MCA was in many ways the ideologue. Him and Mike D. In the videos, it was him. I remember when Ill Communication came out and MCA shaved a line in his head. Then we all shaved a line. It was like that. They were the cultural vector for us, they were our Internet, they were the portal that sort of created the lane for cynical, cultured-yet-not-taking-themselves-too-seriously, kinda-clever white kids. They invented hipsterdom. They were the first hipsters. My younger brother A-Trak, he learned how to scratch on the word "Yauch," because there was an a cappella of "Sure Shot" on the "Sure Shot" 45, which was a red vinyl we bought. My brother would scratch on the word "Yauch" on our father's turntable. That's how he learned how to scratch.

9.Bad Brains' Darryl Jenifer


Like Bob Marley said, "It's a Punky Reggae Party." Youths like Yauch are the living example and testament of this party: progressive, creative, artistic, talented, sweet guy, rap legend, clownin', tryin' to play bass, desert-boot wearin'. I miss my dude. Yauch will live on in the hearts and minds of all who knew him. And all of the P.M.A (Positive Mental Attitude) soldiers to come. Sail on, Iya.

[Yauch's short-lived] band Brooklyn was pure rock'n'roll in the making. Watching him sing and play his own riffs, [bandmember] Tom [Cushman's] riffs, Zeppelin riffs, my riffs... It was genius of Yauch to have Brooklyn sound like "grass roots R&R with a hardcore edge" in the mid-'80s. Shit, we were all fresh out of CBGBs, fresh out the Rat Cage, dude was fresh outta Brooklyn.

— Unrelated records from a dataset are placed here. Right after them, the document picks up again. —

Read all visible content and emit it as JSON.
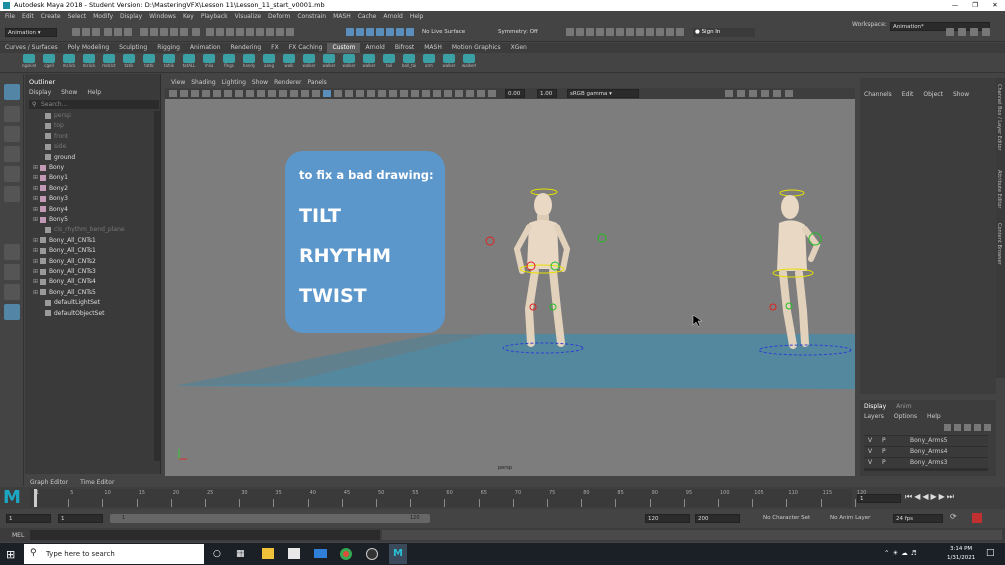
{
  "window": {
    "title": "Autodesk Maya 2018 - Student Version: D:\\MasteringVFX\\Lesson 11\\Lesson_11_start_v0001.mb"
  },
  "menus": [
    "File",
    "Edit",
    "Create",
    "Select",
    "Modify",
    "Display",
    "Windows",
    "Key",
    "Playback",
    "Visualize",
    "Deform",
    "Constrain",
    "MASH",
    "Cache",
    "Arnold",
    "Help"
  ],
  "workspace": {
    "label": "Workspace:",
    "value": "Animation*"
  },
  "status": {
    "mode": "Animation",
    "live": "No Live Surface",
    "symmetry": "Symmetry: Off",
    "signin": "Sign In"
  },
  "shelf_tabs": [
    "Curves / Surfaces",
    "Poly Modeling",
    "Sculpting",
    "Rigging",
    "Animation",
    "Rendering",
    "FX",
    "FX Caching",
    "Custom",
    "Arnold",
    "Bifrost",
    "MASH",
    "Motion Graphics",
    "XGen"
  ],
  "shelf_active": "Custom",
  "shelf_items": [
    "ngskint",
    "cgell",
    "mclick",
    "mclick",
    "mdclct",
    "tatik",
    "tattk",
    "tatlik",
    "tatALL",
    "mlia",
    "flngs",
    "handy",
    "aang",
    "walk",
    "walker",
    "walker",
    "walker",
    "walker",
    "tail",
    "ball_tai",
    "arm",
    "walker",
    "walkert"
  ],
  "outliner": {
    "title": "Outliner",
    "menu": [
      "Display",
      "Show",
      "Help"
    ],
    "search_placeholder": "Search...",
    "items": [
      "persp",
      "top",
      "front",
      "side",
      "ground",
      "Bony",
      "Bony1",
      "Bony2",
      "Bony3",
      "Bony4",
      "Bony5",
      "cls_rhythm_bend_plane",
      "Bony_All_CNTs1",
      "Bony_All_CNTs1",
      "Bony_All_CNTs2",
      "Bony_All_CNTs3",
      "Bony_All_CNTs4",
      "Bony_All_CNTs5",
      "defaultLightSet",
      "defaultObjectSet"
    ]
  },
  "viewport": {
    "menu": [
      "View",
      "Shading",
      "Lighting",
      "Show",
      "Renderer",
      "Panels"
    ],
    "exposure": "0.00",
    "gamma": "1.00",
    "colorspace": "sRGB gamma",
    "camera": "persp"
  },
  "card": {
    "heading": "to fix a bad drawing:",
    "lines": [
      "TILT",
      "RHYTHM",
      "TWIST"
    ]
  },
  "channel_box": {
    "menu": [
      "Channels",
      "Edit",
      "Object",
      "Show"
    ]
  },
  "side_tabs": [
    "Channel Box / Layer Editor",
    "Attribute Editor",
    "Content Browser"
  ],
  "layer_editor": {
    "tabs": [
      "Display",
      "Anim"
    ],
    "menu": [
      "Layers",
      "Options",
      "Help"
    ],
    "layers": [
      {
        "v": "V",
        "p": "P",
        "name": "Bony_Arms5"
      },
      {
        "v": "V",
        "p": "P",
        "name": "Bony_Arms4"
      },
      {
        "v": "V",
        "p": "P",
        "name": "Bony_Arms3"
      }
    ]
  },
  "editors": [
    "Graph Editor",
    "Time Editor"
  ],
  "timeline": {
    "ticks": [
      "1",
      "5",
      "10",
      "15",
      "20",
      "25",
      "30",
      "35",
      "40",
      "45",
      "50",
      "55",
      "60",
      "65",
      "70",
      "75",
      "80",
      "85",
      "90",
      "95",
      "100",
      "105",
      "110",
      "115",
      "120"
    ],
    "current": "1"
  },
  "range": {
    "start": "1",
    "start2": "1",
    "rs": "1",
    "re": "120",
    "end": "120",
    "end2": "200",
    "charset": "No Character Set",
    "animlayer": "No Anim Layer",
    "fps": "24 fps"
  },
  "mel": {
    "label": "MEL"
  },
  "taskbar": {
    "search": "Type here to search",
    "time": "3:14 PM",
    "date": "1/31/2021"
  }
}
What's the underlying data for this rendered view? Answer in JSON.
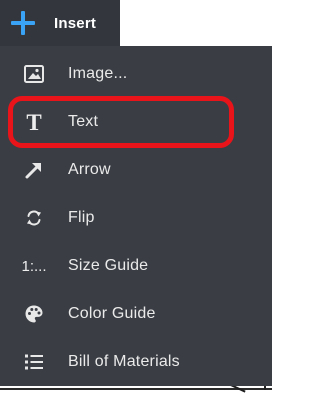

Yauch teased me about my Modulus bass from day one, calling it a "plastic bass." I think he secretly loved the sound, but he knew my sound was rooted in crappy old Fender Jazz basses. And [Yauch saying] "D! Stop calling me 'SON!'" was my favorite shit. I'd call him "KID" instead. Miss you, man.